Print every record below exactly as it stands, but leave out the pictures.

- Opening Delimiter -

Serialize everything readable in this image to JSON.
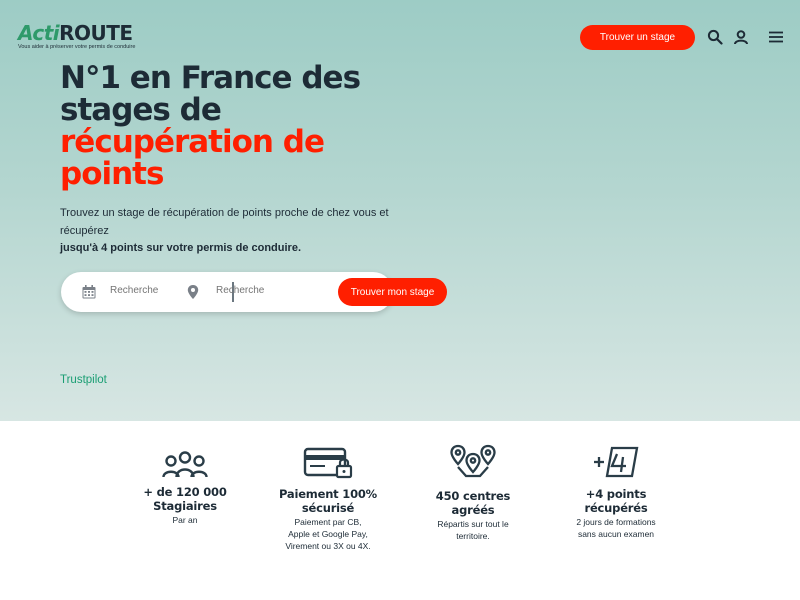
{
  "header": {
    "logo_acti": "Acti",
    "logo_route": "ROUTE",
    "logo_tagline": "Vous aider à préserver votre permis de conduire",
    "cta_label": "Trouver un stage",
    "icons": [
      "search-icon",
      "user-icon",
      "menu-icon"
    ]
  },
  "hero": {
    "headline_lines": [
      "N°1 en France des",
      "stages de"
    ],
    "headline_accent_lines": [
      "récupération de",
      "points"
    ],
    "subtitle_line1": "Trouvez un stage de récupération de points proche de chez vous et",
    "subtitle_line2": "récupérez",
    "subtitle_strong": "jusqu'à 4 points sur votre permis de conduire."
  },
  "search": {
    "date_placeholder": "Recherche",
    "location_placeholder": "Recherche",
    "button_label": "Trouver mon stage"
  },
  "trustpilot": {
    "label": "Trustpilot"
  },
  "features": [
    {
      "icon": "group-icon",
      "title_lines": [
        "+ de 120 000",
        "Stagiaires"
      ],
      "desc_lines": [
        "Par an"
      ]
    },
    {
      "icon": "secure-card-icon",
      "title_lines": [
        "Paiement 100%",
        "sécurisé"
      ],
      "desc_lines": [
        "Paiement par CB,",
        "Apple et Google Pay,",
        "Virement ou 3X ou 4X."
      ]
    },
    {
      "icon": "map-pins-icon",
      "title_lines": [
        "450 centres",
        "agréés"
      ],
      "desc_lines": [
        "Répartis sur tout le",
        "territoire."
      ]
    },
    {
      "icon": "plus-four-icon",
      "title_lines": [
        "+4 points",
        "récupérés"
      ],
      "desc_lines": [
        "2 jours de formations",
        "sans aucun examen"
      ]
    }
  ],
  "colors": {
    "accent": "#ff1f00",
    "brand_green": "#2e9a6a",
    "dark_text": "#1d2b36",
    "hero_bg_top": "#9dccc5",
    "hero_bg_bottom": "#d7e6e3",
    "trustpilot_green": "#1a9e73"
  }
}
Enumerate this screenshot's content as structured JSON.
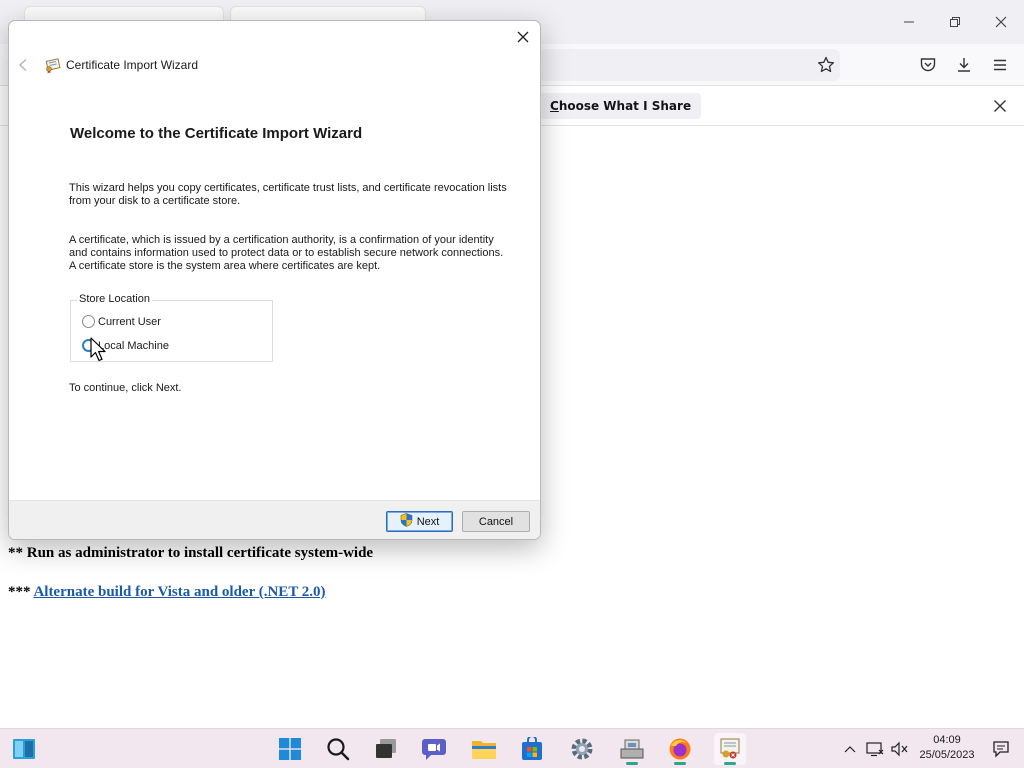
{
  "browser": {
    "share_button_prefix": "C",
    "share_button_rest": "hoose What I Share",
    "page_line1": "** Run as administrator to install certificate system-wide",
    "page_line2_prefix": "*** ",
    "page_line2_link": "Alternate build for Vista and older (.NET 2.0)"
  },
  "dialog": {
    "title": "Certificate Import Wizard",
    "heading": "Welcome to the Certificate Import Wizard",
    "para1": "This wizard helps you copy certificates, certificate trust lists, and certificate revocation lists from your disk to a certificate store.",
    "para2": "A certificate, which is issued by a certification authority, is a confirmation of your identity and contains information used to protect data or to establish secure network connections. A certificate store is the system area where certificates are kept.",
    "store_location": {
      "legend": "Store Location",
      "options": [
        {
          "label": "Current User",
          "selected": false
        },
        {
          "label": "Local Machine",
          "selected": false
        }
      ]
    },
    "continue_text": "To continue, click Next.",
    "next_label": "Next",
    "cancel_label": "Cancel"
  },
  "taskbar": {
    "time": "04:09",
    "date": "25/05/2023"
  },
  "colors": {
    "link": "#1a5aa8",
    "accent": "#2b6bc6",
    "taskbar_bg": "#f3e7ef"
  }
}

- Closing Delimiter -

> **EXERCISE RESPONSE**
Serialize everything readable in this image to JSON.
{
  "header": {
    "logo_acti": "Acti",
    "logo_route": "ROUTE",
    "logo_tagline": "Vous aider à préserver votre permis de conduire",
    "cta_label": "Trouver un stage",
    "icons": [
      "search-icon",
      "user-icon",
      "menu-icon"
    ]
  },
  "hero": {
    "headline_lines": [
      "N°1 en France des",
      "stages de"
    ],
    "headline_accent_lines": [
      "récupération de",
      "points"
    ],
    "subtitle_line1": "Trouvez un stage de récupération de points proche de chez vous et",
    "subtitle_line2": "récupérez",
    "subtitle_strong": "jusqu'à 4 points sur votre permis de conduire."
  },
  "search": {
    "date_placeholder": "Recherche",
    "location_placeholder": "Recherche",
    "button_label": "Trouver mon stage"
  },
  "trustpilot": {
    "label": "Trustpilot"
  },
  "features": [
    {
      "icon": "group-icon",
      "title_lines": [
        "+ de 120 000",
        "Stagiaires"
      ],
      "desc_lines": [
        "Par an"
      ]
    },
    {
      "icon": "secure-card-icon",
      "title_lines": [
        "Paiement 100%",
        "sécurisé"
      ],
      "desc_lines": [
        "Paiement par CB,",
        "Apple et Google Pay,",
        "Virement ou 3X ou 4X."
      ]
    },
    {
      "icon": "map-pins-icon",
      "title_lines": [
        "450 centres",
        "agréés"
      ],
      "desc_lines": [
        "Répartis sur tout le",
        "territoire."
      ]
    },
    {
      "icon": "plus-four-icon",
      "title_lines": [
        "+4 points",
        "récupérés"
      ],
      "desc_lines": [
        "2 jours de formations",
        "sans aucun examen"
      ]
    }
  ],
  "colors": {
    "accent": "#ff1f00",
    "brand_green": "#2e9a6a",
    "dark_text": "#1d2b36",
    "hero_bg_top": "#9dccc5",
    "hero_bg_bottom": "#d7e6e3",
    "trustpilot_green": "#1a9e73"
  }
}
Enumerate this screenshot's content as structured JSON.
{
  "browser": {
    "share_button_prefix": "C",
    "share_button_rest": "hoose What I Share",
    "page_line1": "** Run as administrator to install certificate system-wide",
    "page_line2_prefix": "*** ",
    "page_line2_link": "Alternate build for Vista and older (.NET 2.0)"
  },
  "dialog": {
    "title": "Certificate Import Wizard",
    "heading": "Welcome to the Certificate Import Wizard",
    "para1": "This wizard helps you copy certificates, certificate trust lists, and certificate revocation lists from your disk to a certificate store.",
    "para2": "A certificate, which is issued by a certification authority, is a confirmation of your identity and contains information used to protect data or to establish secure network connections. A certificate store is the system area where certificates are kept.",
    "store_location": {
      "legend": "Store Location",
      "options": [
        {
          "label": "Current User",
          "selected": false
        },
        {
          "label": "Local Machine",
          "selected": false
        }
      ]
    },
    "continue_text": "To continue, click Next.",
    "next_label": "Next",
    "cancel_label": "Cancel"
  },
  "taskbar": {
    "time": "04:09",
    "date": "25/05/2023"
  },
  "colors": {
    "link": "#1a5aa8",
    "accent": "#2b6bc6",
    "taskbar_bg": "#f3e7ef"
  }
}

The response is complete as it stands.